- methodologic research on improving monitoring of health inequities.
“Viewing population health and health inequities as embodied history, ecosocial theory pays heed to societal and ecologic context, to lifecourse and historical generation, to levels of analysis, and to inter-relationships between diverse forms of social inequality, including racism, class, gender, and sexuality,” said Krieger.
“A key focus is on ‘embodiment,’ referring to how we literally embody, biologically, our societal and ecologic context – across levels and generations – thereby creating population patterns of health, disease, and health inequities; another key focus is on ‘accountability and agency,’ both for social inequalities in health and for ways they are – or are not – monitored, analyzed, and addressed.”
Examples of her epidemiologic research include: studies on racism, discrimination, and health; socioeconomic and racial/ethnic disparities in breast cancer; and research on appropriate measures of social class (individual, household, and neighborhood) for monitoring social inequalities in health and studying women, gender, class, and health.
“Questioning the existence of injustice is central to work for social justice.

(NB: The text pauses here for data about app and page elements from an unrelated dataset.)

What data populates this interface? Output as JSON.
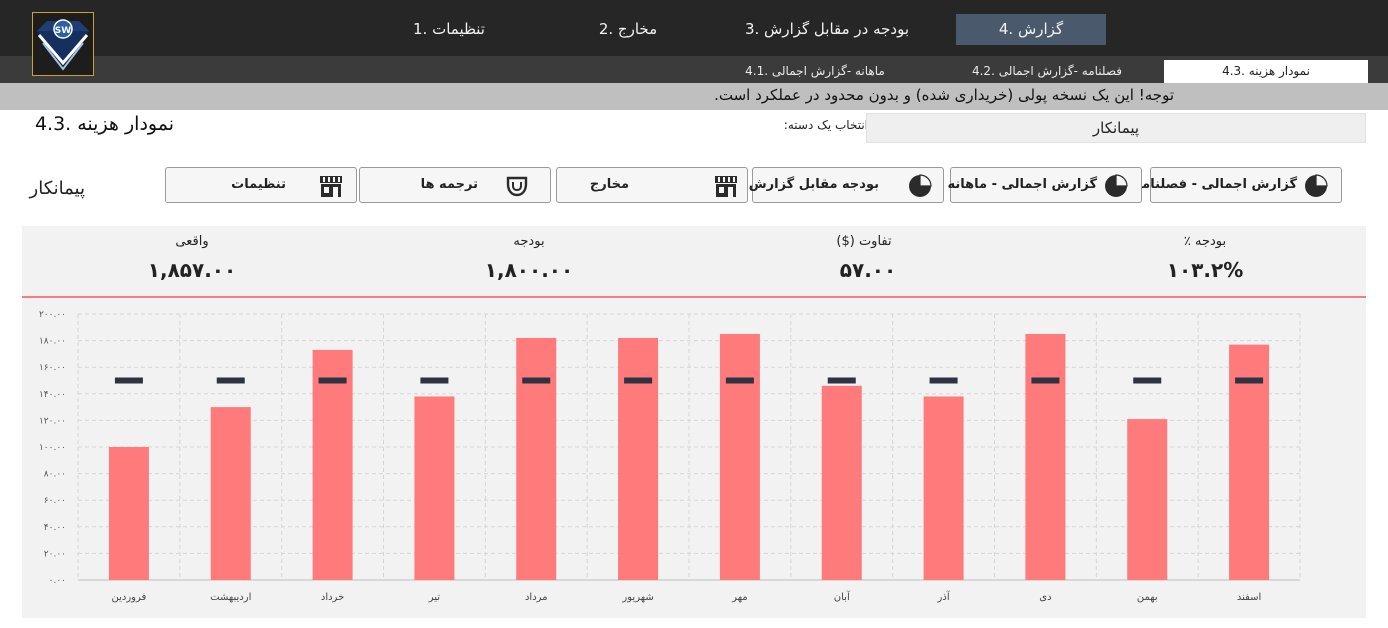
{
  "nav": {
    "items": [
      {
        "label": "تنظیمات .1"
      },
      {
        "label": "مخارج .2"
      },
      {
        "label": "بودجه در مقابل گزارش .3"
      },
      {
        "label": "گزارش .4"
      }
    ],
    "active_index": 3,
    "logo_text": "SW"
  },
  "subnav": {
    "items": [
      {
        "label": "ماهانه -گزارش اجمالی .4.1"
      },
      {
        "label": "فصلنامه -گزارش اجمالی .4.2"
      },
      {
        "label": "نمودار هزینه .4.3"
      }
    ]
  },
  "notice": "توجه! این یک نسخه پولی (خریداری شده) و بدون محدود در عملکرد است.",
  "page": {
    "title": "نمودار هزینه .4.3",
    "select_label": "انتخاب یک دسته:",
    "selected_category": "پیمانکار",
    "category_heading": "پیمانکار"
  },
  "buttons": [
    {
      "label": "گزارش اجمالی - فصلنامه",
      "icon": "pie-chart-icon"
    },
    {
      "label": "گزارش اجمالی - ماهانه",
      "icon": "pie-chart-icon"
    },
    {
      "label": "بودجه مقابل گزارش",
      "icon": "pie-chart-icon"
    },
    {
      "label": "مخارج",
      "icon": "store-icon"
    },
    {
      "label": "ترجمه ها",
      "icon": "translate-icon"
    },
    {
      "label": "تنظیمات",
      "icon": "store-icon"
    }
  ],
  "kpis": {
    "actual_title": "واقعی",
    "actual_value": "۱,۸۵۷.۰۰",
    "budget_title": "بودجه",
    "budget_value": "۱,۸۰۰.۰۰",
    "diff_title": "تفاوت ($)",
    "diff_value": "۵۷.۰۰",
    "budget_pct_title": "بودجه ٪",
    "budget_pct_value": "۱۰۳.۲%"
  },
  "colors": {
    "bar": "#ff7b7b",
    "budget_marker": "#2d3342",
    "kpi_line": "#f08080",
    "active_tab": "#4a5a6c"
  },
  "chart_data": {
    "type": "bar",
    "categories": [
      "فروردین",
      "اردیبهشت",
      "خرداد",
      "تیر",
      "مرداد",
      "شهریور",
      "مهر",
      "آبان",
      "آذر",
      "دی",
      "بهمن",
      "اسفند"
    ],
    "series": [
      {
        "values": [
          100,
          130,
          173,
          138,
          182,
          182,
          185,
          146,
          138,
          185,
          121,
          177
        ]
      },
      {
        "values": [
          150,
          150,
          150,
          150,
          150,
          150,
          150,
          150,
          150,
          150,
          150,
          150
        ]
      }
    ],
    "ylim": [
      0,
      200
    ],
    "yticks": [
      0,
      20,
      40,
      60,
      80,
      100,
      120,
      140,
      160,
      180,
      200
    ],
    "ytick_labels": [
      "۰.۰۰",
      "۲۰.۰۰",
      "۴۰.۰۰",
      "۶۰.۰۰",
      "۸۰.۰۰",
      "۱۰۰.۰۰",
      "۱۲۰.۰۰",
      "۱۴۰.۰۰",
      "۱۶۰.۰۰",
      "۱۸۰.۰۰",
      "۲۰۰.۰۰"
    ],
    "grid": true,
    "title": "",
    "xlabel": "",
    "ylabel": ""
  }
}
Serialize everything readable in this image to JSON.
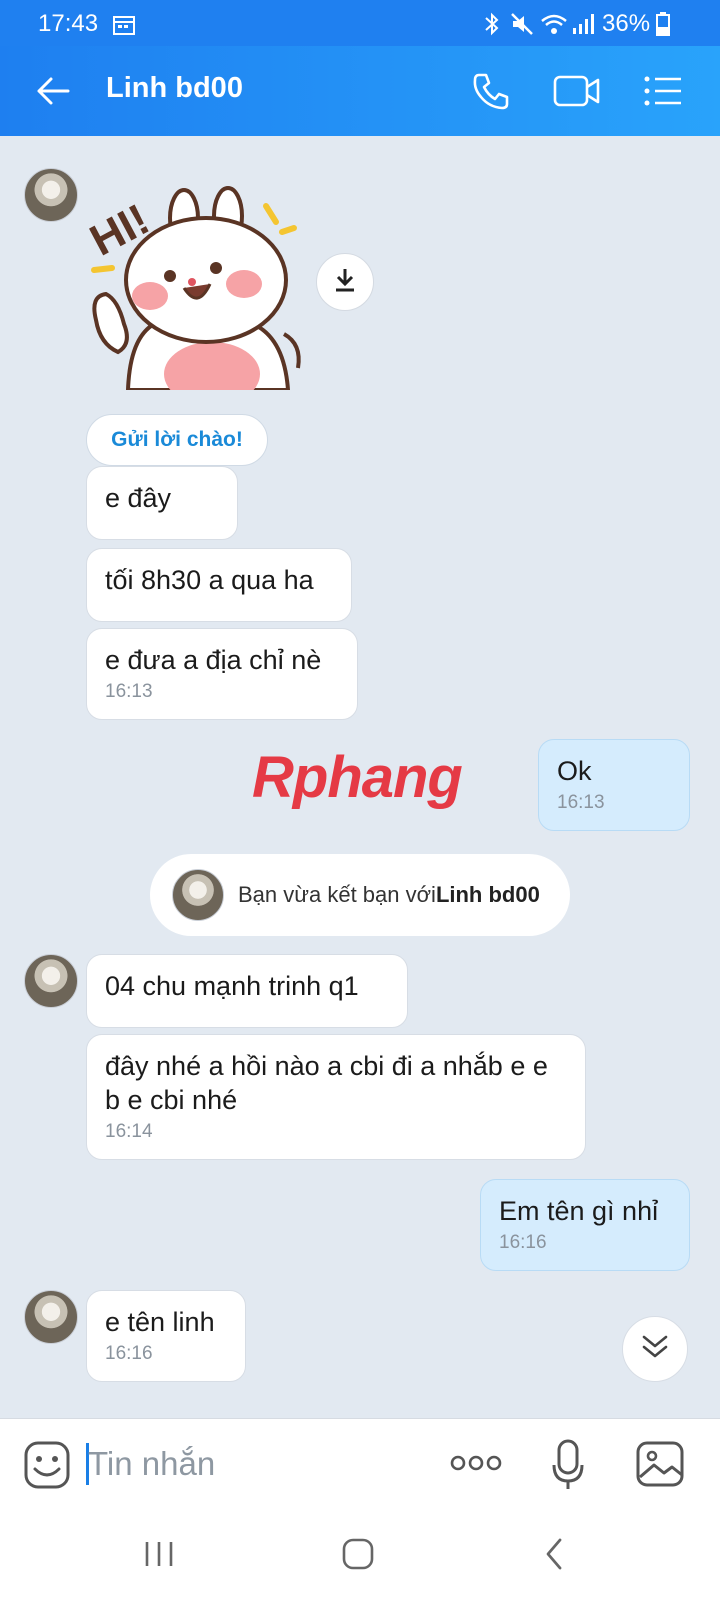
{
  "status_bar": {
    "time": "17:43",
    "battery": "36%"
  },
  "header": {
    "contact_name": "Linh bd00"
  },
  "chat": {
    "greet_button": "Gửi lời chào!",
    "messages_1": [
      {
        "text": "e đây"
      },
      {
        "text": "tối 8h30 a qua ha"
      },
      {
        "text": "e đưa a địa chỉ nè",
        "time": "16:13"
      }
    ],
    "my_msg_1": {
      "text": "Ok",
      "time": "16:13"
    },
    "watermark": "Rphang",
    "friend_notice": {
      "prefix": "Bạn vừa kết bạn với ",
      "name": "Linh bd00"
    },
    "messages_2": [
      {
        "text": "04 chu mạnh trinh q1"
      },
      {
        "text": "đây nhé a hồi nào a cbi đi a nhắb e e b e cbi nhé",
        "time": "16:14"
      }
    ],
    "my_msg_2": {
      "text": "Em tên gì nhỉ",
      "time": "16:16"
    },
    "messages_3": [
      {
        "text": "e tên linh",
        "time": "16:16"
      }
    ]
  },
  "input": {
    "placeholder": "Tin nhắn"
  },
  "colors": {
    "header_start": "#1e7ff0",
    "header_end": "#29a3fb",
    "chat_bg": "#e2e9f1",
    "my_bubble": "#d5ecfd",
    "link_blue": "#1a8ad8"
  },
  "icons": [
    "back-arrow-icon",
    "phone-icon",
    "video-call-icon",
    "menu-list-icon",
    "download-icon",
    "double-chevron-down-icon",
    "emoji-icon",
    "more-dots-icon",
    "microphone-icon",
    "image-icon",
    "recents-nav-icon",
    "home-nav-icon",
    "back-nav-icon"
  ]
}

Asking about its causes and consequences—including for the people’s health—is at once both a practical necessity and a vital act of imagination and hope, premised on the insight that what is need not always be,” said Krieger. “Once the question is called, critical and creative work can and must be done to expose why the injustice exists, including who gains and who loses and how it wreaks its woe, thereby generating knowledge useful for both rectifying harm and creating just and sustainable solutions.”
In 2004, Krieger became an Institute for Scientific Information (ISI) highly cited scientist (reaffirmed: 2015 ISI update), a group comprising “less than one-half of one percent of all publishing researchers.” In 2013, Krieger was the recipient of the Wade Hampton Frost Award from the Epidemiology Section of the American Public Health Association. In 2015, she was awarded the American Cancer Society Clinical Research Professorship.
Krieger is author of Epidemiology and The People’s Health: Theory and Context (Oxford University Press, 2011), series editor of “small books with big ideas for population health) and author of introductions to the first two books in the series (Political Epidemiology & The People’s Health, by Jason Beckfield, OUP, 2018; Climate Change & The People’s Health, by Sharon Friel, OUP, 2019); editor of Embodying Inequality: Epidemiologic Perspectives (Baywood Press, 2004) and co-editor, with Glen Margo, of AIDS: The Politics of Survival (Baywood Publishers, 1994), and, with Elizabeth Fee, of Women’s Health, Politics, and Power: Essays on Sex/Gender, Medicine, and Public Health (Baywood Publishers, 1994). In 1994 she co-founded, and still chairs, the Spirit of 1848 Caucus of the American Public Health Association, which is concerned with the links between social justice and public health.
Photo courtesy of blackvoicenews.com
OMHHE staff mourn the loss of William Carter (Bill) Jenkins, PhD, MPHExternal, alumnus and adjunct professor of epidemiology at the UNC Gillings School of Global Public Health. Throughout his life, Jenkins was a staunch advocate for minority health and a passionate witness against racism. OMHHE especially recognizes his invaluable contributions in the establishment and growth of Project IMHOTEPExternal at Morehouse College where Jenkins once served as professor of Public Health Sciences and Associate Director of the Research Center on Health Disparities. For two decades, Jenkins served as supervisory epidemiologist in the National Center for HIV, STD, and TB Prevention at CDC and managed its Minority Health Activities Program. He also managed the Participant Health Benefits Program, which assures medical services to the survivors of the Tuskegee Study of Untreated Syphilis in the Negro Male. Jenkins served as an expert on minority issues in disease transmission, as chief of the Research and Evaluation Statistics Section in the Division of Sexually Transmitted Diseases Prevention, and as manager of the National Minority Organizations HIV Prevention Program.